Off-Season Sports


Alexis Pagel

After school, the track is usually crawling with high school athletes who are ready to get an early start to their season, but to the covid-19 restrictions, the students can’t use the schools facilities like the track. “I would love to be able to use at least the outdoor track, but I understand they’re using all these precautions because of Covid,” said Campbell Faust (12).


Since the  release of the covid vaccine, spring athletes at CT are pumped for the increasing possibility of having a full season. However, the athletes are struggling to get vital pre-season training that they are used to, making an already chaotic season that much harder. 

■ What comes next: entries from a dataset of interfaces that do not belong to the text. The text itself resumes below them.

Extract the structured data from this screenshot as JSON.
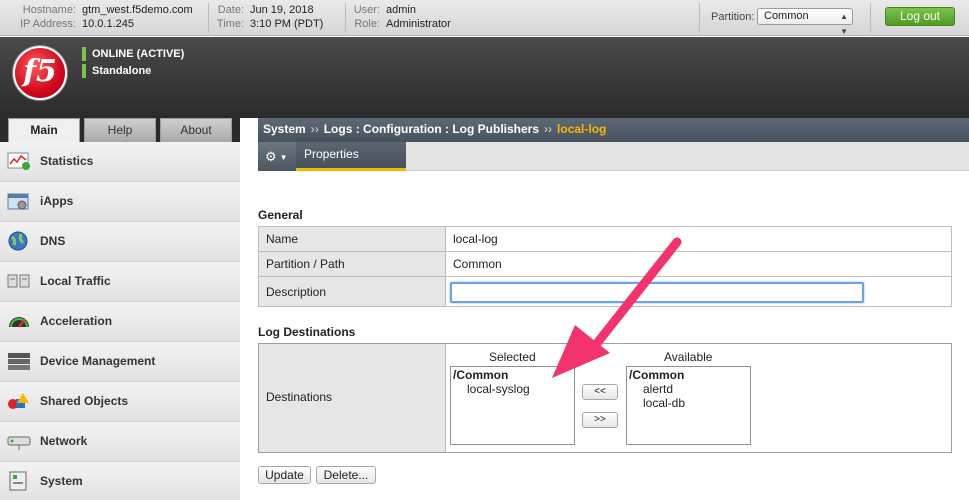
{
  "topbar": {
    "hostname_label": "Hostname:",
    "hostname": "gtm_west.f5demo.com",
    "ip_label": "IP Address:",
    "ip": "10.0.1.245",
    "date_label": "Date:",
    "date": "Jun 19, 2018",
    "time_label": "Time:",
    "time": "3:10 PM (PDT)",
    "user_label": "User:",
    "user": "admin",
    "role_label": "Role:",
    "role": "Administrator",
    "partition_label": "Partition:",
    "partition_value": "Common",
    "logout_label": "Log out"
  },
  "header": {
    "logo_text": "f5",
    "status_primary": "ONLINE (ACTIVE)",
    "status_secondary": "Standalone",
    "status_color": "#7cc34c"
  },
  "tabs": [
    "Main",
    "Help",
    "About"
  ],
  "sidebar": {
    "items": [
      {
        "label": "Statistics",
        "icon": "statistics-icon"
      },
      {
        "label": "iApps",
        "icon": "iapps-icon"
      },
      {
        "label": "DNS",
        "icon": "dns-globe-icon"
      },
      {
        "label": "Local Traffic",
        "icon": "local-traffic-icon"
      },
      {
        "label": "Acceleration",
        "icon": "acceleration-gauge-icon"
      },
      {
        "label": "Device Management",
        "icon": "device-management-icon"
      },
      {
        "label": "Shared Objects",
        "icon": "shared-objects-icon"
      },
      {
        "label": "Network",
        "icon": "network-icon"
      },
      {
        "label": "System",
        "icon": "system-icon"
      }
    ]
  },
  "breadcrumb": {
    "items": [
      "System",
      "Logs : Configuration : Log Publishers"
    ],
    "separator": "››",
    "current": "local-log",
    "current_color": "#f5b700"
  },
  "subbar": {
    "gear_icon": "gear-icon",
    "tab_label": "Properties"
  },
  "general": {
    "title": "General",
    "rows": [
      {
        "key": "Name",
        "value": "local-log"
      },
      {
        "key": "Partition / Path",
        "value": "Common"
      },
      {
        "key": "Description",
        "value": ""
      }
    ]
  },
  "destinations": {
    "title": "Log Destinations",
    "key": "Destinations",
    "selected_label": "Selected",
    "available_label": "Available",
    "selected": {
      "group": "/Common",
      "items": [
        "local-syslog"
      ]
    },
    "available": {
      "group": "/Common",
      "items": [
        "alertd",
        "local-db"
      ]
    },
    "move_left": "<<",
    "move_right": ">>"
  },
  "actions": {
    "update": "Update",
    "delete": "Delete..."
  },
  "annotation": {
    "arrow_color": "#f2336e"
  }
}
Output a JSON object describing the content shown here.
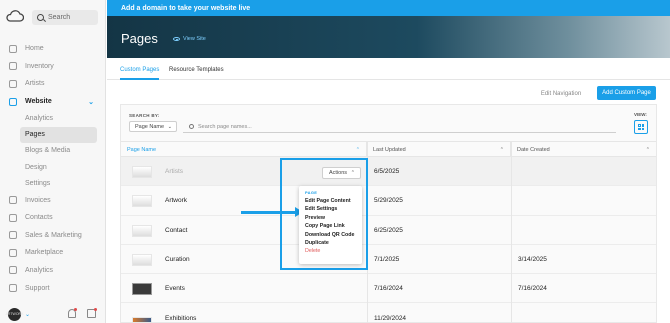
{
  "sidebar": {
    "search_placeholder": "Search",
    "items": [
      {
        "label": "Home",
        "icon": "home-icon"
      },
      {
        "label": "Inventory",
        "icon": "inventory-icon"
      },
      {
        "label": "Artists",
        "icon": "brush-icon"
      },
      {
        "label": "Website",
        "icon": "website-icon",
        "active": true
      }
    ],
    "website_sub": [
      {
        "label": "Analytics"
      },
      {
        "label": "Pages",
        "active": true
      },
      {
        "label": "Blogs & Media"
      },
      {
        "label": "Design"
      },
      {
        "label": "Settings"
      }
    ],
    "items_after": [
      {
        "label": "Invoices",
        "icon": "invoice-icon"
      },
      {
        "label": "Contacts",
        "icon": "contacts-icon"
      },
      {
        "label": "Sales & Marketing",
        "icon": "megaphone-icon"
      },
      {
        "label": "Marketplace",
        "icon": "marketplace-icon"
      },
      {
        "label": "Analytics",
        "icon": "chart-icon"
      },
      {
        "label": "Support",
        "icon": "support-icon"
      }
    ],
    "avatar_text": "ARTWORK"
  },
  "banner": {
    "text": "Add a domain to take your website live"
  },
  "hero": {
    "title": "Pages",
    "view_site": "View Site"
  },
  "tabs": [
    {
      "label": "Custom Pages",
      "active": true
    },
    {
      "label": "Resource Templates",
      "active": false
    }
  ],
  "toolbar": {
    "edit_navigation": "Edit Navigation",
    "add_custom_page": "Add Custom Page"
  },
  "filters": {
    "search_by_label": "SEARCH BY:",
    "search_by_value": "Page Name",
    "search_placeholder": "Search page names...",
    "view_label": "VIEW:"
  },
  "table": {
    "columns": [
      "Page Name",
      "Last Updated",
      "Date Created"
    ],
    "rows": [
      {
        "name": "Artists",
        "last_updated": "6/5/2025",
        "date_created": "",
        "thumb": "light"
      },
      {
        "name": "Artwork",
        "last_updated": "5/29/2025",
        "date_created": "",
        "thumb": "light"
      },
      {
        "name": "Contact",
        "last_updated": "6/25/2025",
        "date_created": "",
        "thumb": "light"
      },
      {
        "name": "Curation",
        "last_updated": "7/1/2025",
        "date_created": "3/14/2025",
        "thumb": "light"
      },
      {
        "name": "Events",
        "last_updated": "7/16/2024",
        "date_created": "7/16/2024",
        "thumb": "dark"
      },
      {
        "name": "Exhibitions",
        "last_updated": "11/29/2024",
        "date_created": "",
        "thumb": "orange"
      }
    ]
  },
  "actions": {
    "button_label": "Actions",
    "menu_header": "PAGE",
    "menu_items": [
      "Edit Page Content",
      "Edit Settings",
      "Preview",
      "Copy Page Link",
      "Download QR Code",
      "Duplicate",
      "Delete"
    ]
  },
  "colors": {
    "accent": "#1a9fe8",
    "danger": "#e05a5a"
  }
}
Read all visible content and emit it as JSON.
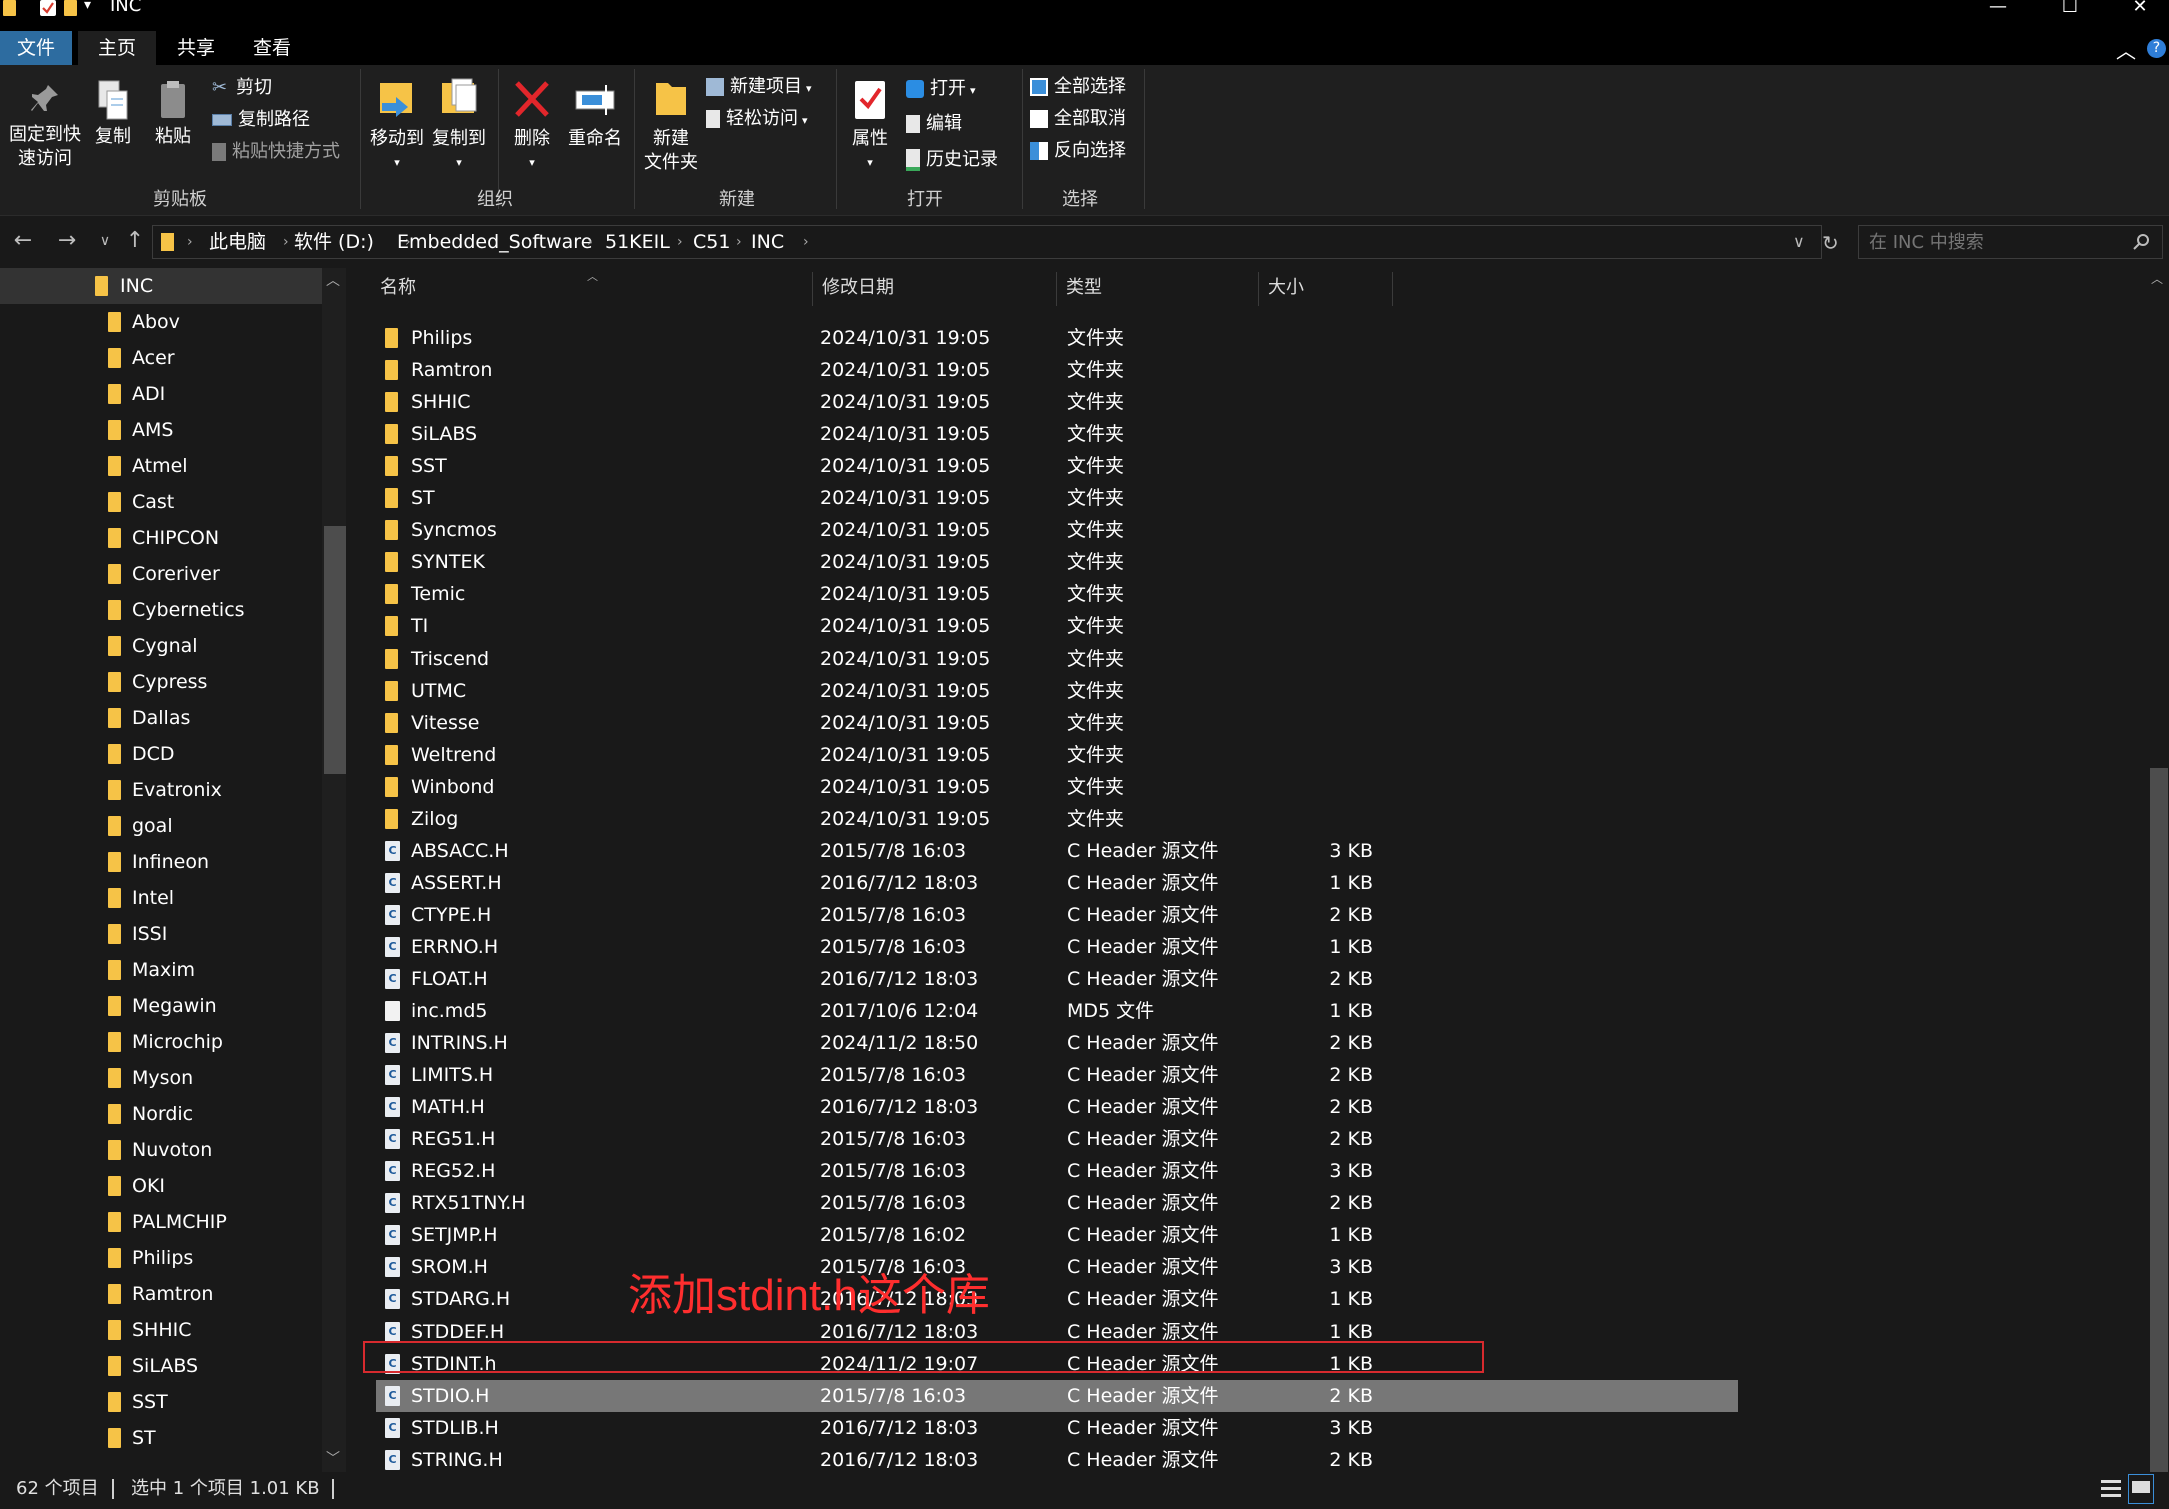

According to Avery D. Faigenbaum at the University of Massachusetts,  his research published February of 2001 showed, “While the total elimination of youth sport injuries is an unrealistic goal, it seems prudent for high school athletes to participate in at least 6 weeks of preparatory conditioning (including general strength, aerobic, and flexibility exercises) prior to sports participation.” Preventing sports from pre-season training could not only be detrimental to the season, but could also increase players’ chances of getting an injury.

Due to Covid-19 restrictions, CT had to close down some of their sports centres like the pool and track for off season sports. “We relied on one being able to use the hallway when the weather’s not very good and without access to either of those right now, I can give kids workouts, but I understand if sprinters don’t want to come and run when it’s 20 degrees,” said John Faust, the head track and boys cross country coach.
While some athletes have the privilege of being able to train with resources provided by their club teams, others had to go into their season blindly. Athletes who rely on school pre season training to get ready had to make due without.

“I think a lot of people are also in the same situation I am where they didn’t get to be able to practice because of covid and their club teams couldn’t find a pool. So I think the whole team is kind of not up to last year standards because nobody was able to practice for the longest time,” said Madalynn Rodau (10). 

Pre-season training is not only important for athletes, also a honeymoon period, implemented to create team spirit and bonding. It is an opportunity for new teammates to make friends with the upperclassmen, for a freshmen to get a senior buddy to show them the ropes, and a chance for the coaches to put together their teams. Having a strong team dynamic is just as important as having a team in shape. Most of the players meet for the first time during pre season training and stay friends throughout their high school careers. 

“My guess would be though, those girls if I asked them if they would have preferred to have five days or the two days like we had, they all would probably say five,” said Kevin Chatham, the varsity swim coach, “then they would have more confidence and be in a little better shape.”

Trying to find time to train for your sport while following all the rules and regulations can be stressful. Not only does off season training increase the chances of being injury free and create a sense of family, it also creates a sense of confidence. Knowing the ropes and understanding how things work can give an athlete confidence. Confidence is important for an athlete to perform their best.

“I’m definitely less confident this season because I feel like I haven’t had the training that I did last year. Last year I made state but I probably won’t make state because of everything and because I haven’t had as much training so I feel kinda out of shape in a way,” said Rodau.

Pre season training can be done without a team. Covid has given the others to be more dedicated to their sport by going and training on their own. However, finding the motivation to practice can be hard without the support of your team.

“We weren’t allowed to practice with the team as much which wasn’t motivating. So that was difficult, like running on your own because I don’t like running on my own, running with my team is more fun. But once I started running with my team, it was more fun,” said Lauren Hodges (12), a varsity cross country runner.

Though some athletes haven’t gotten the usual training that they are used to, just having a season is rewarding enough. Practice doesn’t make perfect, perfect practice makes perfect, so even if you don’t have a lot, the CT athletes are prepped and ready for go time.